TASK PROMPT. Lines that include the string "HSE合格证" are the ones to copy from the entries below.

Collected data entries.
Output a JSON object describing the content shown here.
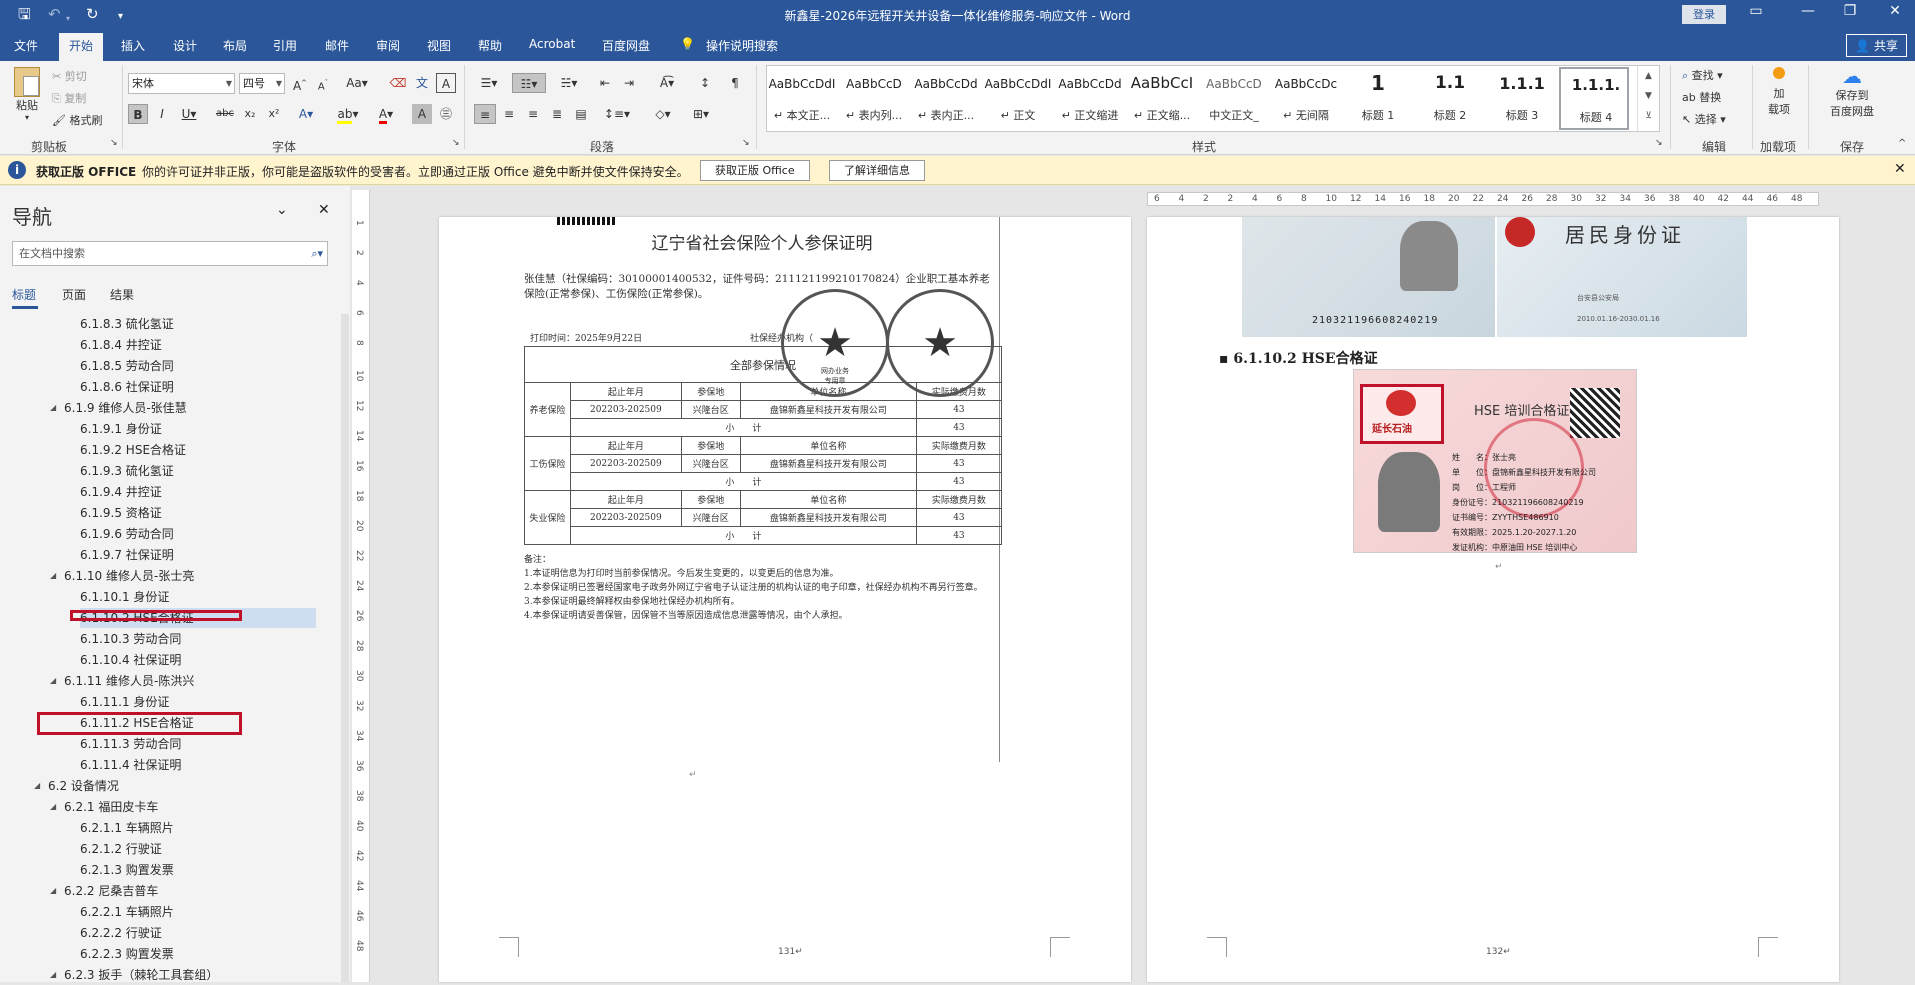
{
  "titlebar": {
    "title": "新鑫星-2026年远程开关井设备一体化维修服务-响应文件 - Word",
    "login": "登录"
  },
  "tabs": [
    "文件",
    "开始",
    "插入",
    "设计",
    "布局",
    "引用",
    "邮件",
    "审阅",
    "视图",
    "帮助",
    "Acrobat",
    "百度网盘"
  ],
  "tell_me": "操作说明搜索",
  "share": "共享",
  "ribbon": {
    "clipboard": {
      "paste": "粘贴",
      "cut": "剪切",
      "copy": "复制",
      "format_painter": "格式刷",
      "label": "剪贴板"
    },
    "font": {
      "name": "宋体",
      "size": "四号",
      "label": "字体"
    },
    "paragraph": {
      "label": "段落"
    },
    "styles": {
      "label": "样式",
      "tiles": [
        {
          "preview": "AaBbCcDdI",
          "name": "↵ 本文正..."
        },
        {
          "preview": "AaBbCcD",
          "name": "↵ 表内列..."
        },
        {
          "preview": "AaBbCcDd",
          "name": "↵ 表内正..."
        },
        {
          "preview": "AaBbCcDdI",
          "name": "↵ 正文"
        },
        {
          "preview": "AaBbCcDd",
          "name": "↵ 正文缩进"
        },
        {
          "preview": "AaBbCcI",
          "name": "↵ 正文缩..."
        },
        {
          "preview": "AaBbCcD",
          "name": "中文正文_"
        },
        {
          "preview": "AaBbCcDc",
          "name": "↵ 无间隔"
        },
        {
          "preview": "1",
          "name": "标题 1"
        },
        {
          "preview": "1.1",
          "name": "标题 2"
        },
        {
          "preview": "1.1.1",
          "name": "标题 3"
        },
        {
          "preview": "1.1.1.",
          "name": "标题 4"
        }
      ]
    },
    "editing": {
      "find": "查找",
      "replace": "替换",
      "select": "选择",
      "label": "编辑"
    },
    "addins": {
      "add": "加\n载项",
      "label": "加载项"
    },
    "save": {
      "save_baidu": "保存到\n百度网盘",
      "label": "保存"
    }
  },
  "infobar": {
    "title": "获取正版 OFFICE",
    "message": "你的许可证并非正版，你可能是盗版软件的受害者。立即通过正版 Office 避免中断并使文件保持安全。",
    "btn1": "获取正版 Office",
    "btn2": "了解详细信息"
  },
  "nav": {
    "title": "导航",
    "search_placeholder": "在文档中搜索",
    "tabs": [
      "标题",
      "页面",
      "结果"
    ],
    "items": [
      {
        "text": "6.1.8.3 硫化氢证",
        "level": 4
      },
      {
        "text": "6.1.8.4 井控证",
        "level": 4
      },
      {
        "text": "6.1.8.5 劳动合同",
        "level": 4
      },
      {
        "text": "6.1.8.6 社保证明",
        "level": 4
      },
      {
        "text": "6.1.9 维修人员-张佳慧",
        "level": 3
      },
      {
        "text": "6.1.9.1 身份证",
        "level": 4
      },
      {
        "text": "6.1.9.2 HSE合格证",
        "level": 4
      },
      {
        "text": "6.1.9.3 硫化氢证",
        "level": 4
      },
      {
        "text": "6.1.9.4 井控证",
        "level": 4
      },
      {
        "text": "6.1.9.5 资格证",
        "level": 4
      },
      {
        "text": "6.1.9.6 劳动合同",
        "level": 4
      },
      {
        "text": "6.1.9.7 社保证明",
        "level": 4
      },
      {
        "text": "6.1.10 维修人员-张士亮",
        "level": 3
      },
      {
        "text": "6.1.10.1 身份证",
        "level": 4
      },
      {
        "text": "6.1.10.2 HSE合格证",
        "level": 4
      },
      {
        "text": "6.1.10.3 劳动合同",
        "level": 4
      },
      {
        "text": "6.1.10.4 社保证明",
        "level": 4
      },
      {
        "text": "6.1.11 维修人员-陈洪兴",
        "level": 3
      },
      {
        "text": "6.1.11.1 身份证",
        "level": 4
      },
      {
        "text": "6.1.11.2 HSE合格证",
        "level": 4
      },
      {
        "text": "6.1.11.3 劳动合同",
        "level": 4
      },
      {
        "text": "6.1.11.4 社保证明",
        "level": 4
      },
      {
        "text": "6.2 设备情况",
        "level": 2
      },
      {
        "text": "6.2.1 福田皮卡车",
        "level": 3
      },
      {
        "text": "6.2.1.1 车辆照片",
        "level": 4
      },
      {
        "text": "6.2.1.2 行驶证",
        "level": 4
      },
      {
        "text": "6.2.1.3 购置发票",
        "level": 4
      },
      {
        "text": "6.2.2 尼桑吉普车",
        "level": 3
      },
      {
        "text": "6.2.2.1 车辆照片",
        "level": 4
      },
      {
        "text": "6.2.2.2 行驶证",
        "level": 4
      },
      {
        "text": "6.2.2.3 购置发票",
        "level": 4
      },
      {
        "text": "6.2.3 扳手（棘轮工具套组）",
        "level": 3
      }
    ]
  },
  "page1": {
    "cert_title": "辽宁省社会保险个人参保证明",
    "intro": "张佳慧（社保编码：30100001400532，证件号码：211121199210170824）企业职工基本养老保险(正常参保)、工伤保险(正常参保)。",
    "print_time": "打印时间：2025年9月22日",
    "agency": "社保经办机构（",
    "table_title": "全部参保情况",
    "headers": [
      "起止年月",
      "参保地",
      "单位名称",
      "实际缴费月数"
    ],
    "rows": [
      {
        "type": "养老保险",
        "period": "202203-202509",
        "place": "兴隆台区",
        "unit": "盘锦新鑫星科技开发有限公司",
        "months": "43"
      },
      {
        "type": "工伤保险",
        "period": "202203-202509",
        "place": "兴隆台区",
        "unit": "盘锦新鑫星科技开发有限公司",
        "months": "43"
      },
      {
        "type": "失业保险",
        "period": "202203-202509",
        "place": "兴隆台区",
        "unit": "盘锦新鑫星科技开发有限公司",
        "months": "43"
      }
    ],
    "subtotal_label": "小　　计",
    "notes_title": "备注：",
    "notes": [
      "1.本证明信息为打印时当前参保情况。今后发生变更的，以变更后的信息为准。",
      "2.本参保证明已签署经国家电子政务外网辽宁省电子认证注册的机构认证的电子印章，社保经办机构不再另行签章。",
      "3.本参保证明最终解释权由参保地社保经办机构所有。",
      "4.本参保证明请妥善保管，因保管不当等原因造成信息泄露等情况，由个人承担。"
    ],
    "stamp1_small": "网办业务\n专用章",
    "page_no": "131↵"
  },
  "page2": {
    "id_title": "居民身份证",
    "id_number": "21032119660824021​9",
    "id_issuer": "台安县公安局",
    "id_valid": "2010.01.16-2030.01.16",
    "heading": "6.1.10.2 HSE合格证",
    "hse_title": "HSE 培训合格证",
    "hse_lines": [
      "姓　　名：张士亮",
      "单　　位：盘锦新鑫星科技开发有限公司",
      "岗　　位：工程师",
      "身份证号：210321196608240219",
      "证书编号：ZYYTHSE486910",
      "有效期限：2025.1.20-2027.1.20",
      "发证机构：中原油田 HSE 培训中心"
    ],
    "logo_text": "延长石油",
    "page_no": "132↵"
  },
  "ruler": {
    "h_ticks": [
      "6",
      "4",
      "2",
      "2",
      "4",
      "6",
      "8",
      "10",
      "12",
      "14",
      "16",
      "18",
      "20",
      "22",
      "24",
      "26",
      "28",
      "30",
      "32",
      "34",
      "36",
      "38",
      "40",
      "42",
      "44",
      "46",
      "48"
    ],
    "v_ticks": [
      "1",
      "2",
      "4",
      "6",
      "8",
      "10",
      "12",
      "14",
      "16",
      "18",
      "20",
      "22",
      "24",
      "26",
      "28",
      "30",
      "32",
      "34",
      "36",
      "38",
      "40",
      "42",
      "44",
      "46",
      "48"
    ]
  }
}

FINAL ANSWER.
        "text": "6.1.9.2 HSE合格证",
        "text": "6.1.10.2 HSE合格证",
        "text": "6.1.11.2 HSE合格证",
    "heading": "6.1.10.2 HSE合格证",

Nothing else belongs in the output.